(DATA TO USE)

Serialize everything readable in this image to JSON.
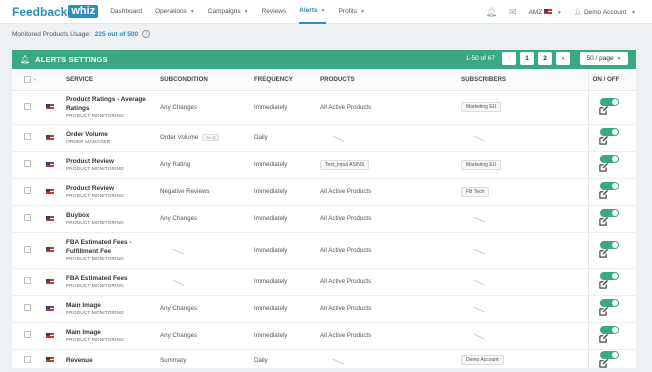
{
  "nav": {
    "logo_a": "Feedback",
    "logo_b": "whiz",
    "items": [
      {
        "label": "Dashboard",
        "caret": false
      },
      {
        "label": "Operations",
        "caret": true
      },
      {
        "label": "Campaigns",
        "caret": true
      },
      {
        "label": "Reviews",
        "caret": false
      },
      {
        "label": "Alerts",
        "caret": true,
        "active": true
      },
      {
        "label": "Profits",
        "caret": true
      }
    ],
    "marketplace": "AMZ",
    "account": "Demo Account"
  },
  "usage": {
    "label": "Monitored Products Usage:",
    "value": "225 out of 500"
  },
  "panel": {
    "title": "ALERTS SETTINGS",
    "range": "1-50 of 67",
    "pages": [
      "1",
      "2"
    ],
    "per_page": "50 / page"
  },
  "columns": [
    "SERVICE",
    "SUBCONDITION",
    "FREQUENCY",
    "PRODUCTS",
    "SUBSCRIBERS",
    "ON / OFF"
  ],
  "rows": [
    {
      "name": "Product Ratings - Average Ratings",
      "sub": "PRODUCT MONITORING",
      "subcondition": "Any Changes",
      "frequency": "Immediately",
      "products": "All Active Products",
      "subscribers": "Marketing EU",
      "h": 34
    },
    {
      "name": "Order Volume",
      "sub": "ORDER MANAGER",
      "subcondition": "Order Volume",
      "subcond_badge": ">= 1",
      "frequency": "Daily",
      "products": "",
      "subscribers": "",
      "h": 27
    },
    {
      "name": "Product Review",
      "sub": "PRODUCT MONITORING",
      "subcondition": "Any Rating",
      "frequency": "Immediately",
      "products_badge": "Test_Input ASINS",
      "subscribers": "Marketing EU",
      "h": 27
    },
    {
      "name": "Product Review",
      "sub": "PRODUCT MONITORING",
      "subcondition": "Negative Reviews",
      "frequency": "Immediately",
      "products": "All Active Products",
      "subscribers": "FB Tech",
      "h": 27
    },
    {
      "name": "Buybox",
      "sub": "PRODUCT MONITORING",
      "subcondition": "Any Changes",
      "frequency": "Immediately",
      "products": "All Active Products",
      "subscribers": "",
      "h": 27
    },
    {
      "name": "FBA Estimated Fees - Fulfillment Fee",
      "sub": "PRODUCT MONITORING",
      "subcondition": "",
      "frequency": "Immediately",
      "products": "All Active Products",
      "subscribers": "",
      "h": 36
    },
    {
      "name": "FBA Estimated Fees",
      "sub": "PRODUCT MONITORING",
      "subcondition": "",
      "frequency": "Immediately",
      "products": "All Active Products",
      "subscribers": "",
      "h": 27
    },
    {
      "name": "Main Image",
      "sub": "PRODUCT MONITORING",
      "subcondition": "Any Changes",
      "frequency": "Immediately",
      "products": "All Active Products",
      "subscribers": "",
      "h": 27
    },
    {
      "name": "Main Image",
      "sub": "PRODUCT MONITORING",
      "subcondition": "Any Changes",
      "frequency": "Immediately",
      "products": "All Active Products",
      "subscribers": "",
      "h": 27
    },
    {
      "name": "Revenue",
      "sub": "",
      "subcondition": "Summary",
      "frequency": "Daily",
      "products": "",
      "subscribers": "Demo Account",
      "h": 22
    }
  ]
}
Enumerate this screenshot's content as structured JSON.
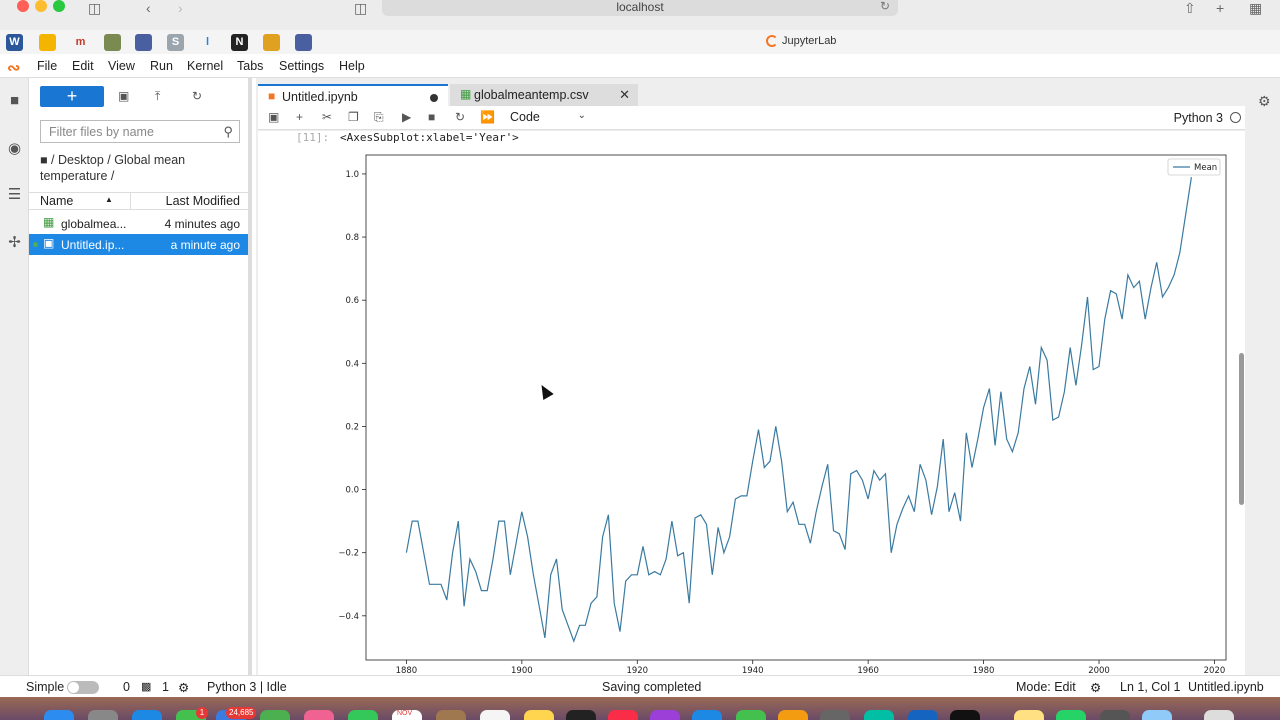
{
  "browser": {
    "url": "localhost",
    "tab_title": "JupyterLab"
  },
  "menu": {
    "items": [
      "File",
      "Edit",
      "View",
      "Run",
      "Kernel",
      "Tabs",
      "Settings",
      "Help"
    ]
  },
  "filebrowser": {
    "new_label": "+",
    "filter_placeholder": "Filter files by name",
    "breadcrumb": "/ Desktop / Global mean temperature /",
    "col_name": "Name",
    "col_modified": "Last Modified",
    "files": [
      {
        "name": "globalmea...",
        "modified": "4 minutes ago",
        "icon": "table-icon",
        "selected": false
      },
      {
        "name": "Untitled.ip...",
        "modified": "a minute ago",
        "icon": "notebook-icon",
        "selected": true
      }
    ]
  },
  "tabs": [
    {
      "label": "Untitled.ipynb",
      "active": true,
      "icon": "notebook-icon"
    },
    {
      "label": "globalmeantemp.csv",
      "active": false,
      "icon": "table-icon"
    }
  ],
  "toolbar": {
    "cell_type": "Code",
    "kernel": "Python 3"
  },
  "cell": {
    "prompt": "[11]:",
    "output_text": "<AxesSubplot:xlabel='Year'>"
  },
  "chart_data": {
    "type": "line",
    "title": "",
    "xlabel": "",
    "ylabel": "",
    "xlim": [
      1873,
      2022
    ],
    "ylim": [
      -0.54,
      1.06
    ],
    "xticks": [
      1880,
      1900,
      1920,
      1940,
      1960,
      1980,
      2000,
      2020
    ],
    "yticks": [
      -0.4,
      -0.2,
      0.0,
      0.2,
      0.4,
      0.6,
      0.8,
      1.0
    ],
    "grid": false,
    "legend_position": "top-right",
    "series": [
      {
        "name": "Mean",
        "color": "#3a7aa0",
        "x": [
          1880,
          1881,
          1882,
          1883,
          1884,
          1885,
          1886,
          1887,
          1888,
          1889,
          1890,
          1891,
          1892,
          1893,
          1894,
          1895,
          1896,
          1897,
          1898,
          1899,
          1900,
          1901,
          1902,
          1903,
          1904,
          1905,
          1906,
          1907,
          1908,
          1909,
          1910,
          1911,
          1912,
          1913,
          1914,
          1915,
          1916,
          1917,
          1918,
          1919,
          1920,
          1921,
          1922,
          1923,
          1924,
          1925,
          1926,
          1927,
          1928,
          1929,
          1930,
          1931,
          1932,
          1933,
          1934,
          1935,
          1936,
          1937,
          1938,
          1939,
          1940,
          1941,
          1942,
          1943,
          1944,
          1945,
          1946,
          1947,
          1948,
          1949,
          1950,
          1951,
          1952,
          1953,
          1954,
          1955,
          1956,
          1957,
          1958,
          1959,
          1960,
          1961,
          1962,
          1963,
          1964,
          1965,
          1966,
          1967,
          1968,
          1969,
          1970,
          1971,
          1972,
          1973,
          1974,
          1975,
          1976,
          1977,
          1978,
          1979,
          1980,
          1981,
          1982,
          1983,
          1984,
          1985,
          1986,
          1987,
          1988,
          1989,
          1990,
          1991,
          1992,
          1993,
          1994,
          1995,
          1996,
          1997,
          1998,
          1999,
          2000,
          2001,
          2002,
          2003,
          2004,
          2005,
          2006,
          2007,
          2008,
          2009,
          2010,
          2011,
          2012,
          2013,
          2014,
          2015,
          2016
        ],
        "values": [
          -0.2,
          -0.1,
          -0.1,
          -0.2,
          -0.3,
          -0.3,
          -0.3,
          -0.35,
          -0.2,
          -0.1,
          -0.37,
          -0.22,
          -0.26,
          -0.32,
          -0.32,
          -0.22,
          -0.1,
          -0.1,
          -0.27,
          -0.17,
          -0.07,
          -0.15,
          -0.27,
          -0.37,
          -0.47,
          -0.27,
          -0.22,
          -0.38,
          -0.43,
          -0.48,
          -0.43,
          -0.43,
          -0.36,
          -0.34,
          -0.15,
          -0.08,
          -0.36,
          -0.45,
          -0.29,
          -0.27,
          -0.27,
          -0.18,
          -0.27,
          -0.26,
          -0.27,
          -0.22,
          -0.1,
          -0.21,
          -0.2,
          -0.36,
          -0.09,
          -0.08,
          -0.11,
          -0.27,
          -0.12,
          -0.2,
          -0.15,
          -0.03,
          -0.02,
          -0.02,
          0.09,
          0.19,
          0.07,
          0.09,
          0.2,
          0.09,
          -0.07,
          -0.04,
          -0.11,
          -0.11,
          -0.17,
          -0.07,
          0.01,
          0.08,
          -0.13,
          -0.14,
          -0.19,
          0.05,
          0.06,
          0.03,
          -0.03,
          0.06,
          0.03,
          0.05,
          -0.2,
          -0.11,
          -0.06,
          -0.02,
          -0.07,
          0.08,
          0.03,
          -0.08,
          0.01,
          0.16,
          -0.07,
          -0.01,
          -0.1,
          0.18,
          0.07,
          0.16,
          0.26,
          0.32,
          0.14,
          0.31,
          0.16,
          0.12,
          0.18,
          0.32,
          0.39,
          0.27,
          0.45,
          0.41,
          0.22,
          0.23,
          0.31,
          0.45,
          0.33,
          0.46,
          0.61,
          0.38,
          0.39,
          0.54,
          0.63,
          0.62,
          0.54,
          0.68,
          0.64,
          0.66,
          0.54,
          0.64,
          0.72,
          0.61,
          0.64,
          0.68,
          0.75,
          0.87,
          0.99
        ]
      }
    ]
  },
  "status": {
    "mode_label": "Simple",
    "terminals": "0",
    "kernels": "1",
    "kernel_status": "Python 3 | Idle",
    "message": "Saving completed",
    "edit_mode": "Mode: Edit",
    "position": "Ln 1, Col 1",
    "filename": "Untitled.ipynb"
  },
  "dock": {
    "badge_mail": "24,685",
    "badge_msg": "1",
    "calendar": "NOV"
  },
  "colors": {
    "accent": "#1976d2",
    "jupyter": "#f37626",
    "line": "#3a7aa0"
  }
}
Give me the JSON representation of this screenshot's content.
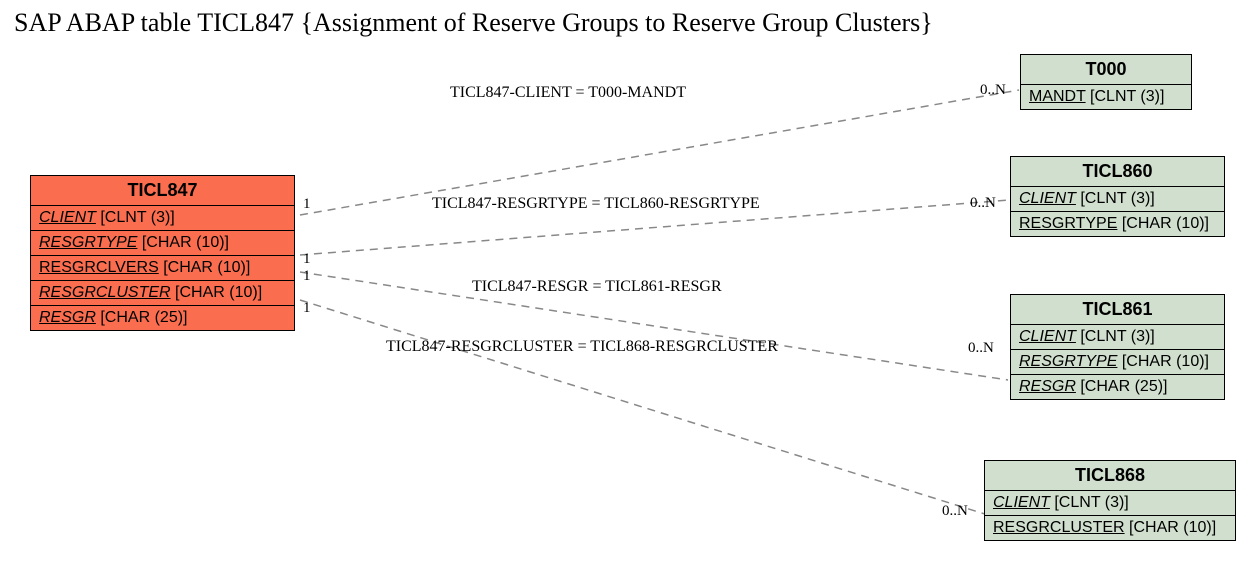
{
  "title": "SAP ABAP table TICL847 {Assignment of Reserve Groups to Reserve Group Clusters}",
  "main_entity": {
    "name": "TICL847",
    "fields": [
      {
        "label": "CLIENT",
        "type": "[CLNT (3)]",
        "italic": true,
        "underline": true
      },
      {
        "label": "RESGRTYPE",
        "type": "[CHAR (10)]",
        "italic": true,
        "underline": true
      },
      {
        "label": "RESGRCLVERS",
        "type": "[CHAR (10)]",
        "italic": false,
        "underline": true
      },
      {
        "label": "RESGRCLUSTER",
        "type": "[CHAR (10)]",
        "italic": true,
        "underline": true
      },
      {
        "label": "RESGR",
        "type": "[CHAR (25)]",
        "italic": true,
        "underline": true
      }
    ]
  },
  "ref_entities": [
    {
      "name": "T000",
      "fields": [
        {
          "label": "MANDT",
          "type": "[CLNT (3)]",
          "italic": false,
          "underline": true
        }
      ]
    },
    {
      "name": "TICL860",
      "fields": [
        {
          "label": "CLIENT",
          "type": "[CLNT (3)]",
          "italic": true,
          "underline": true
        },
        {
          "label": "RESGRTYPE",
          "type": "[CHAR (10)]",
          "italic": false,
          "underline": true
        }
      ]
    },
    {
      "name": "TICL861",
      "fields": [
        {
          "label": "CLIENT",
          "type": "[CLNT (3)]",
          "italic": true,
          "underline": true
        },
        {
          "label": "RESGRTYPE",
          "type": "[CHAR (10)]",
          "italic": true,
          "underline": true
        },
        {
          "label": "RESGR",
          "type": "[CHAR (25)]",
          "italic": true,
          "underline": true
        }
      ]
    },
    {
      "name": "TICL868",
      "fields": [
        {
          "label": "CLIENT",
          "type": "[CLNT (3)]",
          "italic": true,
          "underline": true
        },
        {
          "label": "RESGRCLUSTER",
          "type": "[CHAR (10)]",
          "italic": false,
          "underline": true
        }
      ]
    }
  ],
  "relations": [
    {
      "label": "TICL847-CLIENT = T000-MANDT",
      "left_card": "1",
      "right_card": "0..N"
    },
    {
      "label": "TICL847-RESGRTYPE = TICL860-RESGRTYPE",
      "left_card": "1",
      "right_card": "0..N"
    },
    {
      "label": "TICL847-RESGR = TICL861-RESGR",
      "left_card": "1",
      "right_card": "0..N"
    },
    {
      "label": "TICL847-RESGRCLUSTER = TICL868-RESGRCLUSTER",
      "left_card": "1",
      "right_card": "0..N"
    }
  ]
}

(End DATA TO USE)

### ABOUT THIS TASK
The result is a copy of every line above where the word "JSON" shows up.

### YOUR RESPONSE
Serialize everything readable in this image to JSON.
Enumerate this screenshot's content as structured JSON.
Give me the JSON representation of this screenshot's content.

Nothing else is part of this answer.